Your assignment ▸
Drop the pictures and repeat the remaining data exactly.

Data supplied ▸
****

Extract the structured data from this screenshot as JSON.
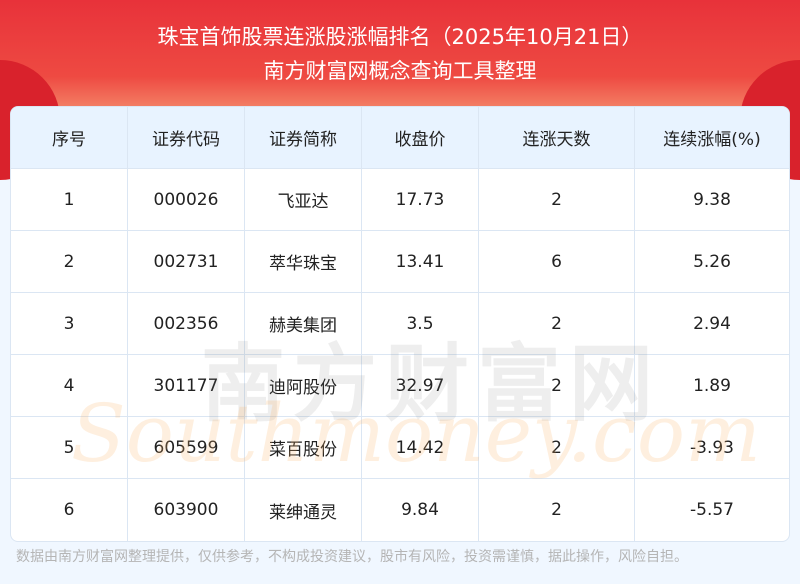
{
  "header": {
    "title": "珠宝首饰股票连涨股涨幅排名（2025年10月21日）",
    "subtitle": "南方财富网概念查询工具整理"
  },
  "table": {
    "columns": [
      "序号",
      "证券代码",
      "证券简称",
      "收盘价",
      "连涨天数",
      "连续涨幅(%)"
    ],
    "rows": [
      [
        "1",
        "000026",
        "飞亚达",
        "17.73",
        "2",
        "9.38"
      ],
      [
        "2",
        "002731",
        "萃华珠宝",
        "13.41",
        "6",
        "5.26"
      ],
      [
        "3",
        "002356",
        "赫美集团",
        "3.5",
        "2",
        "2.94"
      ],
      [
        "4",
        "301177",
        "迪阿股份",
        "32.97",
        "2",
        "1.89"
      ],
      [
        "5",
        "605599",
        "菜百股份",
        "14.42",
        "2",
        "-3.93"
      ],
      [
        "6",
        "603900",
        "莱绅通灵",
        "9.84",
        "2",
        "-5.57"
      ]
    ]
  },
  "watermark": {
    "cn": "南方财富网",
    "en": "Southmoney.com"
  },
  "footer": "数据由南方财富网整理提供，仅供参考，不构成投资建议，股市有风险，投资需谨慎，据此操作，风险自担。"
}
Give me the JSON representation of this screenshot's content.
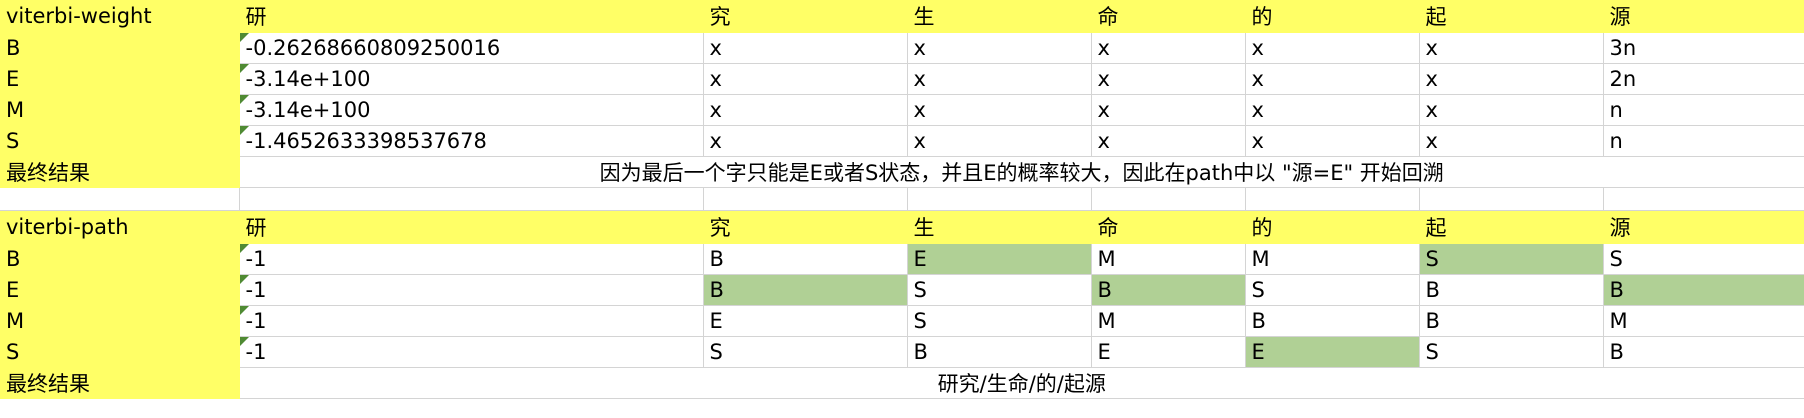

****

Response ▸
Extract the structured data from this screenshot as JSON.
{
  "header": {
    "title": "珠宝首饰股票连涨股涨幅排名（2025年10月21日）",
    "subtitle": "南方财富网概念查询工具整理"
  },
  "table": {
    "columns": [
      "序号",
      "证券代码",
      "证券简称",
      "收盘价",
      "连涨天数",
      "连续涨幅(%)"
    ],
    "rows": [
      [
        "1",
        "000026",
        "飞亚达",
        "17.73",
        "2",
        "9.38"
      ],
      [
        "2",
        "002731",
        "萃华珠宝",
        "13.41",
        "6",
        "5.26"
      ],
      [
        "3",
        "002356",
        "赫美集团",
        "3.5",
        "2",
        "2.94"
      ],
      [
        "4",
        "301177",
        "迪阿股份",
        "32.97",
        "2",
        "1.89"
      ],
      [
        "5",
        "605599",
        "菜百股份",
        "14.42",
        "2",
        "-3.93"
      ],
      [
        "6",
        "603900",
        "莱绅通灵",
        "9.84",
        "2",
        "-5.57"
      ]
    ]
  },
  "watermark": {
    "cn": "南方财富网",
    "en": "Southmoney.com"
  },
  "footer": "数据由南方财富网整理提供，仅供参考，不构成投资建议，股市有风险，投资需谨慎，据此操作，风险自担。"
}
Give me the JSON representation of this screenshot's content.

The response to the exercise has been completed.